The real strength here is in Ward’s ability to draw multi-faceted male characters who never feel like just characters. Rhage is larger-than-life. Ward does not give him an easy road to redemption. He carries the burdens of his past and, in many ways, acts contrary to what readers expect from a hero. But, his behavior is consistent and well-formed, making him a deep, interesting and complex hero. He is stengthened both by his bond to his Brothers and by the manenr in which the other Brothers react to him. All of the men are full and rich and different. Their backgrounds blend, but Ward keeps dialog, speech patterns and backgrounds separate, so that each stands alone as a well-drawn character.

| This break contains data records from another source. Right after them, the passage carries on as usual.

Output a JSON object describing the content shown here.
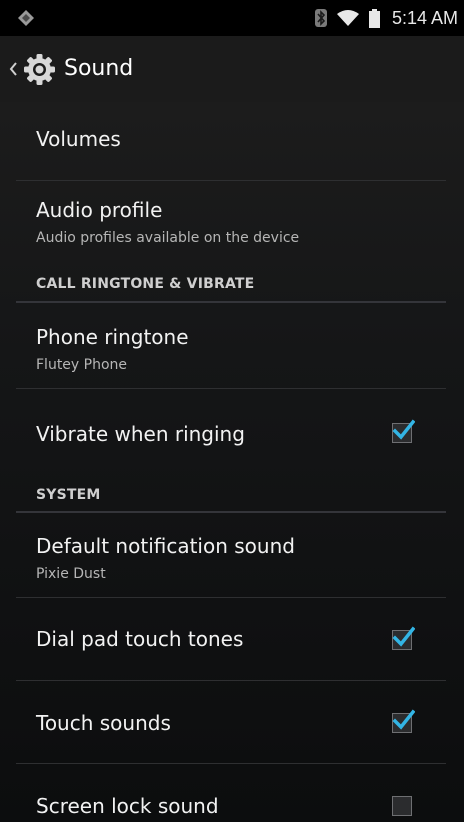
{
  "status_bar": {
    "time": "5:14 AM",
    "icons": [
      "app-notification-icon",
      "bluetooth-icon",
      "wifi-icon",
      "battery-icon"
    ]
  },
  "action_bar": {
    "title": "Sound",
    "icons": [
      "chevron-left-icon",
      "settings-gear-icon"
    ]
  },
  "items": {
    "volumes": {
      "title": "Volumes"
    },
    "audio_profile": {
      "title": "Audio profile",
      "summary": "Audio profiles available on the device"
    },
    "phone_ringtone": {
      "title": "Phone ringtone",
      "summary": "Flutey Phone"
    },
    "vibrate_when_ringing": {
      "title": "Vibrate when ringing",
      "checked": true
    },
    "default_notification_sound": {
      "title": "Default notification sound",
      "summary": "Pixie Dust"
    },
    "dial_pad_touch_tones": {
      "title": "Dial pad touch tones",
      "checked": true
    },
    "touch_sounds": {
      "title": "Touch sounds",
      "checked": true
    },
    "screen_lock_sound": {
      "title": "Screen lock sound",
      "checked": false
    }
  },
  "sections": {
    "call": "CALL RINGTONE & VIBRATE",
    "system": "SYSTEM"
  },
  "colors": {
    "accent": "#33b5e5",
    "background": "#0b0b0b",
    "action_bar": "#1b1b1b"
  }
}
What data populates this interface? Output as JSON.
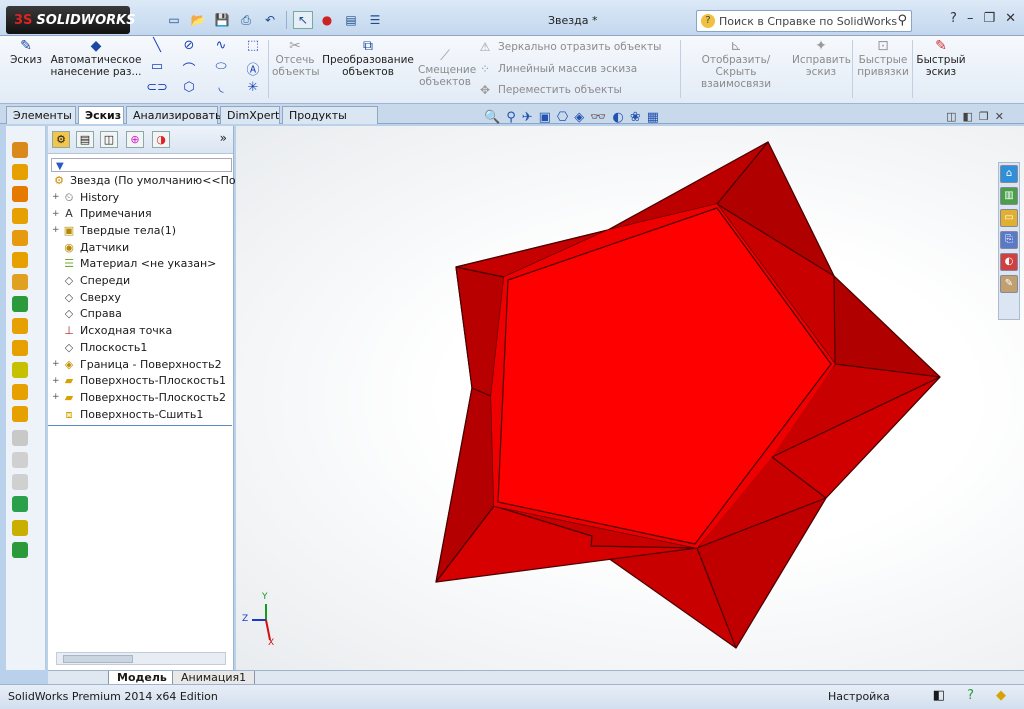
{
  "app": {
    "logo": "SOLIDWORKS",
    "document_title": "Звезда *",
    "search_placeholder": "Поиск в Справке по SolidWorks"
  },
  "ribbon": {
    "sketch": "Эскиз",
    "smart_dimension": "Автоматическое нанесение раз...",
    "trim": "Отсечь объекты",
    "convert": "Преобразование объектов",
    "offset": "Смещение объектов",
    "mirror": "Зеркально отразить объекты",
    "linear_pattern": "Линейный массив эскиза",
    "move": "Переместить объекты",
    "display_relations": "Отобразить/Скрыть взаимосвязи",
    "repair": "Исправить эскиз",
    "quick_snaps": "Быстрые привязки",
    "rapid_sketch": "Быстрый эскиз"
  },
  "tabs": [
    "Элементы",
    "Эскиз",
    "Анализировать",
    "DimXpert",
    "Продукты Office"
  ],
  "active_tab": "Эскиз",
  "tree": {
    "root": "Звезда  (По умолчанию<<По ум",
    "items": [
      {
        "label": "History",
        "icon": "history-icon",
        "expand": "+"
      },
      {
        "label": "Примечания",
        "icon": "annotations-icon",
        "expand": "+"
      },
      {
        "label": "Твердые тела(1)",
        "icon": "solid-bodies-icon",
        "expand": "+"
      },
      {
        "label": "Датчики",
        "icon": "sensors-icon",
        "expand": ""
      },
      {
        "label": "Материал <не указан>",
        "icon": "material-icon",
        "expand": ""
      },
      {
        "label": "Спереди",
        "icon": "plane-icon",
        "expand": ""
      },
      {
        "label": "Сверху",
        "icon": "plane-icon",
        "expand": ""
      },
      {
        "label": "Справа",
        "icon": "plane-icon",
        "expand": ""
      },
      {
        "label": "Исходная точка",
        "icon": "origin-icon",
        "expand": ""
      },
      {
        "label": "Плоскость1",
        "icon": "plane-icon",
        "expand": ""
      },
      {
        "label": "Граница - Поверхность2",
        "icon": "boundary-surface-icon",
        "expand": "+"
      },
      {
        "label": "Поверхность-Плоскость1",
        "icon": "planar-surface-icon",
        "expand": "+"
      },
      {
        "label": "Поверхность-Плоскость2",
        "icon": "planar-surface-icon",
        "expand": "+"
      },
      {
        "label": "Поверхность-Сшить1",
        "icon": "knit-surface-icon",
        "expand": ""
      }
    ]
  },
  "bottom_tabs": [
    "Модель",
    "Анимация1"
  ],
  "status": {
    "left": "SolidWorks Premium 2014 x64 Edition",
    "right": "Настройка"
  },
  "triad": {
    "y": "Y",
    "z": "Z",
    "x": "X"
  },
  "colors": {
    "part": "#e60000",
    "part_dark": "#b30000",
    "part_edge": "#5a0000"
  }
}
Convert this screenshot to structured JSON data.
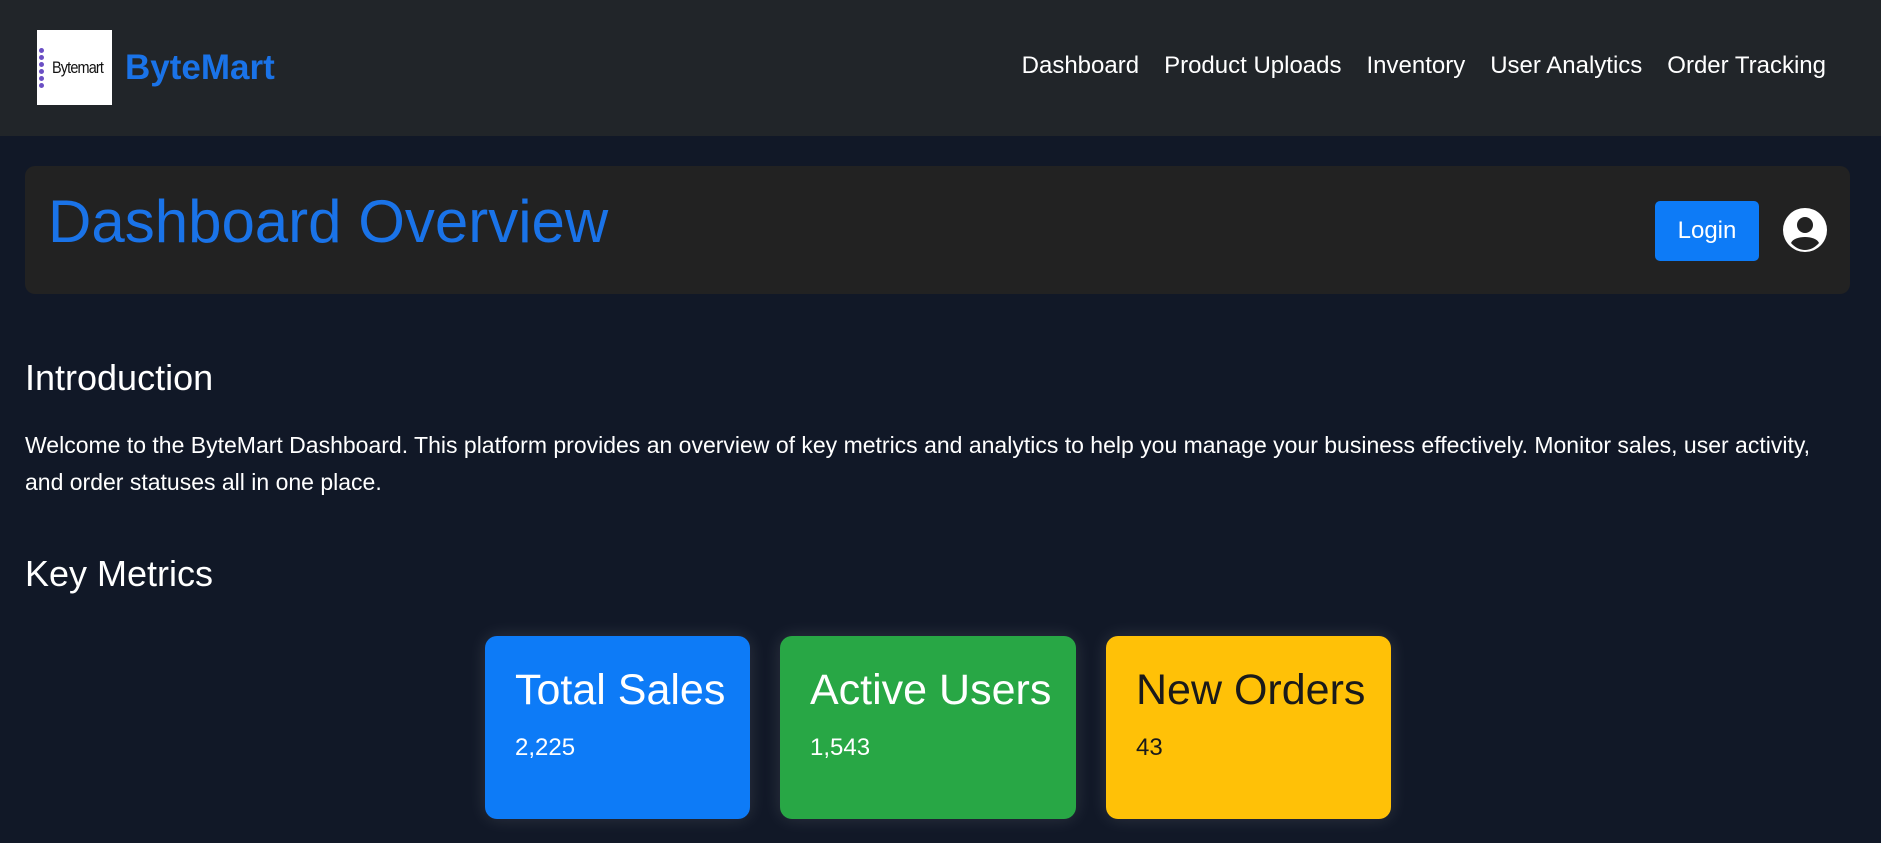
{
  "header": {
    "logo_text": "Bytemart",
    "brand_name": "ByteMart",
    "nav": [
      "Dashboard",
      "Product Uploads",
      "Inventory",
      "User Analytics",
      "Order Tracking"
    ]
  },
  "hero": {
    "title": "Dashboard Overview",
    "login_label": "Login",
    "user_icon": "user-circle-icon"
  },
  "intro": {
    "heading": "Introduction",
    "text": "Welcome to the ByteMart Dashboard. This platform provides an overview of key metrics and analytics to help you manage your business effectively. Monitor sales, user activity, and order statuses all in one place."
  },
  "metrics": {
    "heading": "Key Metrics",
    "cards": [
      {
        "title": "Total Sales",
        "value": "2,225",
        "color": "#0d7bf7"
      },
      {
        "title": "Active Users",
        "value": "1,543",
        "color": "#28a745"
      },
      {
        "title": "New Orders",
        "value": "43",
        "color": "#ffc107"
      }
    ]
  },
  "colors": {
    "brand": "#1a73e8",
    "navbar_bg": "#212529",
    "page_bg": "#111827",
    "hero_bg": "#222222"
  }
}
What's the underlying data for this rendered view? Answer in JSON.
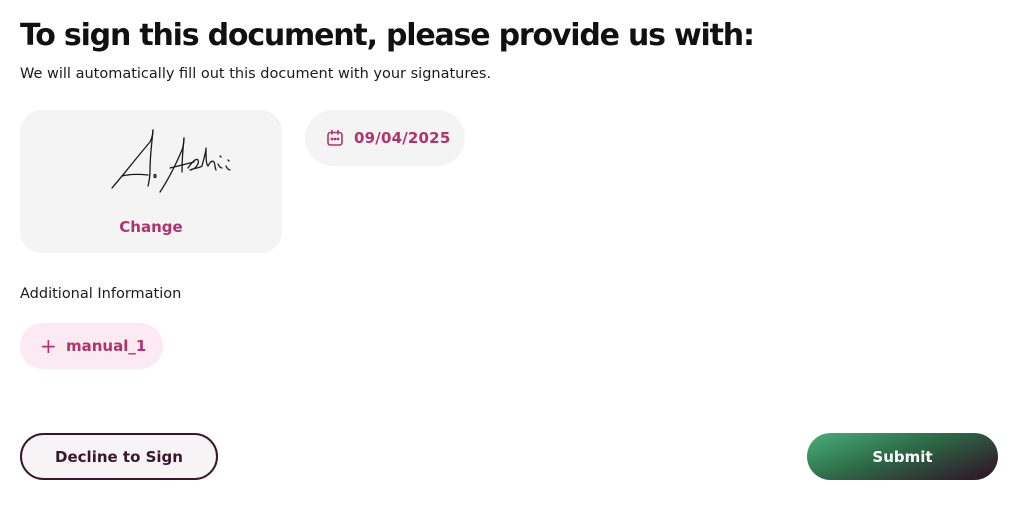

Rhage is so instense that it would be easy for him to overwhelm Mary. He doesn’t. Mary is vulnerable but never weak. She actually stengthens the tough warrior. He needs her. It would have been easy for Ward to fall back on the sick-woman-needs-big-guy plan that is so prevalent in romance novels. She doesn’t. Mary may be physically weaker, but it is her strength that feeds Rhage and eventually saves him. The rescue here is mutual and satisfying.
While the ends do not tie up neatly, the romance does reach climax and move forward. Some issues will carry on to the next Brotherhood book. This unresolved feeling often torments and angers readers. Here, it shouldn’t. Ward provides enough hints and stokes enough interest that it is hard not to count down the days to September 2006 when the next book in the series will be released – a book based on the most wounded of the Brothers and a male so full of conflict and pain, one can’t help but want to see what Ward has in store for him.
Wendy’s Question: Outside of poly-amorous relationships, it is ever okay for a hero or heroine to have sex with someone else? Is the action ever redeemable?
HelenKay’s Response: My presumption and automatic response on this is that it’s not redeemable. Without giving everything away, I would say Lover Eternal , in Ward’s expert hands, provides a believable exception. The key here is in having the act make sense in the overall context of the plot, not be gratitutious and not be just because the hero wants to find a quick sexual release. My guess that the real key to having something like this work – and 9.5 times out of 10 it won’t – depends on the abilities and talent of the author. Ward makes it work…somehow. I’m still not sure how she did it without alienating me of making me dislike Rhage. If anything, the scenes that came after made me love Rhage all the more.
Wendy’s Final Thoughts: Block off time for Lover Eternal, it’s impossible to put down.
HelenKay’s Final Thoughts: A bold and unique addition to vampire lore with a commanding hero, strong world-building and compelling secondary characters.
You can visit J.R. here and purchase this book here and here.